**EXERCISE DIRECTIONS:** Each of the records must appear again, exactly as it was written.

:: DATA SUPPLIED ::

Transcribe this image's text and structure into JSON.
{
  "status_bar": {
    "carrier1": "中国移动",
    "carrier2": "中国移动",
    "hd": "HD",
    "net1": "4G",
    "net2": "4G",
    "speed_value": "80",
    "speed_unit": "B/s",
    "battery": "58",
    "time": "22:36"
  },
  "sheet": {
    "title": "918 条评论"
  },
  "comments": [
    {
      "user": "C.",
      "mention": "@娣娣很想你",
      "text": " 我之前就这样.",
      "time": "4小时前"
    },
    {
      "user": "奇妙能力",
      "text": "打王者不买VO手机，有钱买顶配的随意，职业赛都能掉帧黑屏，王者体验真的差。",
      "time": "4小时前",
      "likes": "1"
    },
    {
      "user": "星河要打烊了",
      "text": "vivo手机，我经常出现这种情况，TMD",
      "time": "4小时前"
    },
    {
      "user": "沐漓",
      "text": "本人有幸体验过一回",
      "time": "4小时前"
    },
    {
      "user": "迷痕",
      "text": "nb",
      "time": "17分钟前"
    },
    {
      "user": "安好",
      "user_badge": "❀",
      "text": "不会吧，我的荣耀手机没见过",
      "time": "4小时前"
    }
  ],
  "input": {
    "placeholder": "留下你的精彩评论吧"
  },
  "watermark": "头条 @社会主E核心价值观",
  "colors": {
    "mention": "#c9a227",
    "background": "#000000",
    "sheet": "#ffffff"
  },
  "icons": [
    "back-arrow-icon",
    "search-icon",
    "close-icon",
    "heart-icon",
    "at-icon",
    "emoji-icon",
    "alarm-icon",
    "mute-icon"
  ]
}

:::

**EXPECTED OUTPUT:**
Transcribe this image's text and structure into JSON.
{
  "status_bar": {
    "carrier1": "中国移动",
    "carrier2": "中国移动",
    "hd": "HD",
    "net1": "4G",
    "net2": "4G",
    "speed_value": "80",
    "speed_unit": "B/s",
    "battery": "58",
    "time": "22:36"
  },
  "sheet": {
    "title": "918 条评论"
  },
  "comments": [
    {
      "user": "C.",
      "mention": "@娣娣很想你",
      "text": " 我之前就这样.",
      "time": "4小时前"
    },
    {
      "user": "奇妙能力",
      "text": "打王者不买VO手机，有钱买顶配的随意，职业赛都能掉帧黑屏，王者体验真的差。",
      "time": "4小时前",
      "likes": "1"
    },
    {
      "user": "星河要打烊了",
      "text": "vivo手机，我经常出现这种情况，TMD",
      "time": "4小时前"
    },
    {
      "user": "沐漓",
      "text": "本人有幸体验过一回",
      "time": "4小时前"
    },
    {
      "user": "迷痕",
      "text": "nb",
      "time": "17分钟前"
    },
    {
      "user": "安好",
      "user_badge": "❀",
      "text": "不会吧，我的荣耀手机没见过",
      "time": "4小时前"
    }
  ],
  "input": {
    "placeholder": "留下你的精彩评论吧"
  },
  "watermark": "头条 @社会主E核心价值观",
  "colors": {
    "mention": "#c9a227",
    "background": "#000000",
    "sheet": "#ffffff"
  },
  "icons": [
    "back-arrow-icon",
    "search-icon",
    "close-icon",
    "heart-icon",
    "at-icon",
    "emoji-icon",
    "alarm-icon",
    "mute-icon"
  ]
}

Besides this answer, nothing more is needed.